  • Oct 04, 2010

    A+ John Sayles is a master filmmaker.

    A+ John Sayles is a master filmmaker.

  • May 25, 2010

    A+ John Sayles is a master filmmaker.

    A+ John Sayles is a master filmmaker.

  • Sep 10, 2009

    **** (out of four) John Sayles sprawling and emotional look at a decaying city. It isn't pleasant, but it is memorable. Great performances from an amazing cast include Vincent Spano, Angela Bassett, David Strathairn, and Joe Morton.

    **** (out of four) John Sayles sprawling and emotional look at a decaying city. It isn't pleasant, but it is memorable. Great performances from an amazing cast include Vincent Spano, Angela Bassett, David Strathairn, and Joe Morton.

  • Feb 16, 2009

    John Sayles' brilliant film abou interpresonal relations in the age of social deterioration.

    John Sayles' brilliant film abou interpresonal relations in the age of social deterioration.

  • Jun 23, 2008

    My favorite John Sayles movie.
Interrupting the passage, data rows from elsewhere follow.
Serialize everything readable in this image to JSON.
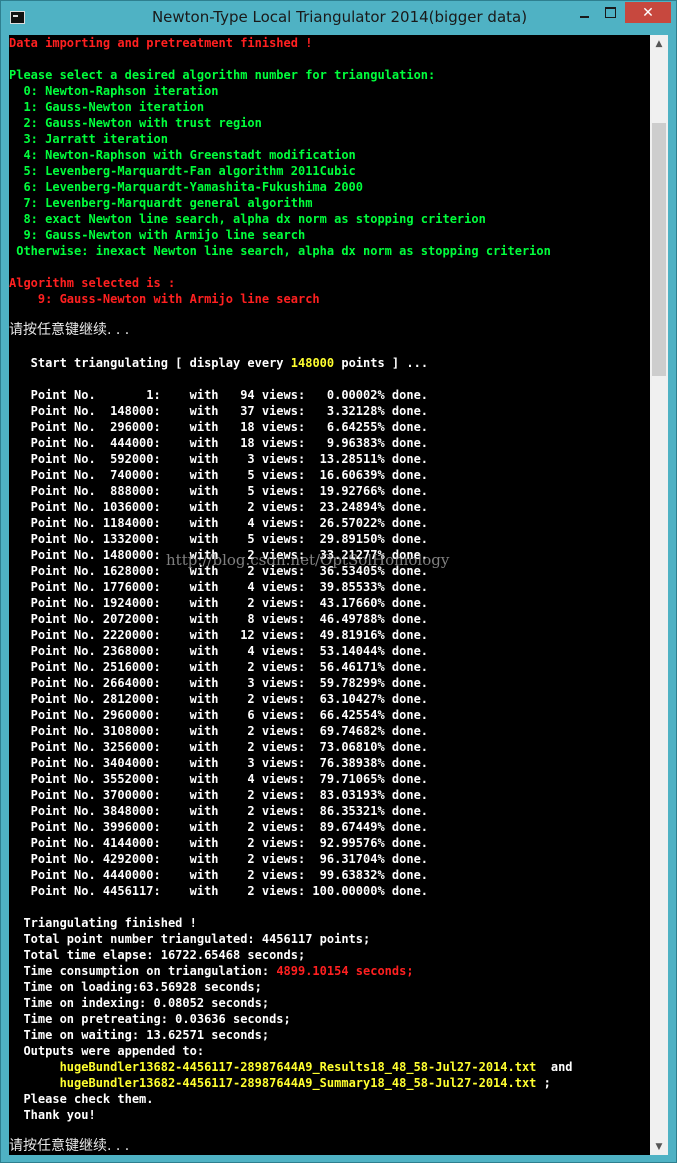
{
  "window": {
    "title": "Newton-Type Local Triangulator 2014(bigger data)",
    "minimize_label": "",
    "close_label": "✕",
    "scroll_up": "▲",
    "scroll_down": "▼"
  },
  "console": {
    "header": "Data importing and pretreatment finished !",
    "prompt": "Please select a desired algorithm number for triangulation:",
    "algorithms": [
      "  0: Newton-Raphson iteration",
      "  1: Gauss-Newton iteration",
      "  2: Gauss-Newton with trust region",
      "  3: Jarratt iteration",
      "  4: Newton-Raphson with Greenstadt modification",
      "  5: Levenberg-Marquardt-Fan algorithm 2011Cubic",
      "  6: Levenberg-Marquardt-Yamashita-Fukushima 2000",
      "  7: Levenberg-Marquardt general algorithm",
      "  8: exact Newton line search, alpha dx norm as stopping criterion",
      "  9: Gauss-Newton with Armijo line search",
      " Otherwise: inexact Newton line search, alpha dx norm as stopping criterion"
    ],
    "selected_label": "Algorithm selected is :",
    "selected_value": "    9: Gauss-Newton with Armijo line search",
    "press_key": "请按任意键继续. . .",
    "start_prefix": "   Start triangulating [ display every ",
    "start_every": "148000",
    "start_suffix": " points ] ...",
    "progress": [
      "   Point No.       1:    with   94 views:   0.00002% done.",
      "   Point No.  148000:    with   37 views:   3.32128% done.",
      "   Point No.  296000:    with   18 views:   6.64255% done.",
      "   Point No.  444000:    with   18 views:   9.96383% done.",
      "   Point No.  592000:    with    3 views:  13.28511% done.",
      "   Point No.  740000:    with    5 views:  16.60639% done.",
      "   Point No.  888000:    with    5 views:  19.92766% done.",
      "   Point No. 1036000:    with    2 views:  23.24894% done.",
      "   Point No. 1184000:    with    4 views:  26.57022% done.",
      "   Point No. 1332000:    with    5 views:  29.89150% done.",
      "   Point No. 1480000:    with    2 views:  33.21277% done.",
      "   Point No. 1628000:    with    2 views:  36.53405% done.",
      "   Point No. 1776000:    with    4 views:  39.85533% done.",
      "   Point No. 1924000:    with    2 views:  43.17660% done.",
      "   Point No. 2072000:    with    8 views:  46.49788% done.",
      "   Point No. 2220000:    with   12 views:  49.81916% done.",
      "   Point No. 2368000:    with    4 views:  53.14044% done.",
      "   Point No. 2516000:    with    2 views:  56.46171% done.",
      "   Point No. 2664000:    with    3 views:  59.78299% done.",
      "   Point No. 2812000:    with    2 views:  63.10427% done.",
      "   Point No. 2960000:    with    6 views:  66.42554% done.",
      "   Point No. 3108000:    with    2 views:  69.74682% done.",
      "   Point No. 3256000:    with    2 views:  73.06810% done.",
      "   Point No. 3404000:    with    3 views:  76.38938% done.",
      "   Point No. 3552000:    with    4 views:  79.71065% done.",
      "   Point No. 3700000:    with    2 views:  83.03193% done.",
      "   Point No. 3848000:    with    2 views:  86.35321% done.",
      "   Point No. 3996000:    with    2 views:  89.67449% done.",
      "   Point No. 4144000:    with    2 views:  92.99576% done.",
      "   Point No. 4292000:    with    2 views:  96.31704% done.",
      "   Point No. 4440000:    with    2 views:  99.63832% done.",
      "   Point No. 4456117:    with    2 views: 100.00000% done."
    ],
    "summary": {
      "finished": "  Triangulating finished !",
      "total_points": "  Total point number triangulated: 4456117 points;",
      "total_time": "  Total time elapse: 16722.65468 seconds;",
      "consumption_label": "  Time consumption on triangulation: ",
      "consumption_value": "4899.10154 seconds;",
      "loading": "  Time on loading:63.56928 seconds;",
      "indexing": "  Time on indexing: 0.08052 seconds;",
      "pretreating": "  Time on pretreating: 0.03636 seconds;",
      "waiting": "  Time on waiting: 13.62571 seconds;",
      "outputs": "  Outputs were appended to:",
      "file1_indent": "       ",
      "file1": "hugeBundler13682-4456117-28987644A9_Results18_48_58-Jul27-2014.txt",
      "file1_suffix": "  and",
      "file2_indent": "       ",
      "file2": "hugeBundler13682-4456117-28987644A9_Summary18_48_58-Jul27-2014.txt",
      "file2_suffix": " ;",
      "check": "  Please check them.",
      "thanks": "  Thank you!"
    },
    "press_key_end": "请按任意键继续. . ."
  },
  "watermark": "http://blog.csdn.net/OptSolHomology",
  "colors": {
    "green": "#00ff3c",
    "red": "#ff2020",
    "yellow": "#ffff30",
    "white": "#ffffff",
    "background": "#000000",
    "frame": "#4fb2c4"
  }
}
    My favorite John Sayles movie.

  • Anthony V Super Reviewer
    Jun 17, 2008

    Another great Sayles ensemble cast piece.

    Another great Sayles ensemble cast piece.

  • May 03, 2008

    1—Sayles’ most ambitious film, shot in Cincinnati for $5 million, using 40 locations and 38 characters 2—socially conscious in the vein of Hollywood’s message films 3—cinematographer Robert Richardson’s alert camera never stands still to capture constantly-on-the-move characters, drifting among individuals crossing paths while long master shots demonstrate the interconnectedness of urban forces 4—What is (American Independent) Cinema? a sociological portrait of urban life at the end of the century (when old political system and old ethnic formations lost validity)

    1—Sayles’ most ambitious film, shot in Cincinnati for $5 million, using 40 locations and 38 characters 2—socially conscious in the vein of Hollywood’s message films 3—cinematographer Robert Richardson’s alert camera never stands still to capture constantly-on-the-move characters, drifting among individuals crossing paths while long master shots demonstrate the interconnectedness of urban forces 4—What is (American Independent) Cinema? a sociological portrait of urban life at the end of the century (when old political system and old ethnic formations lost validity)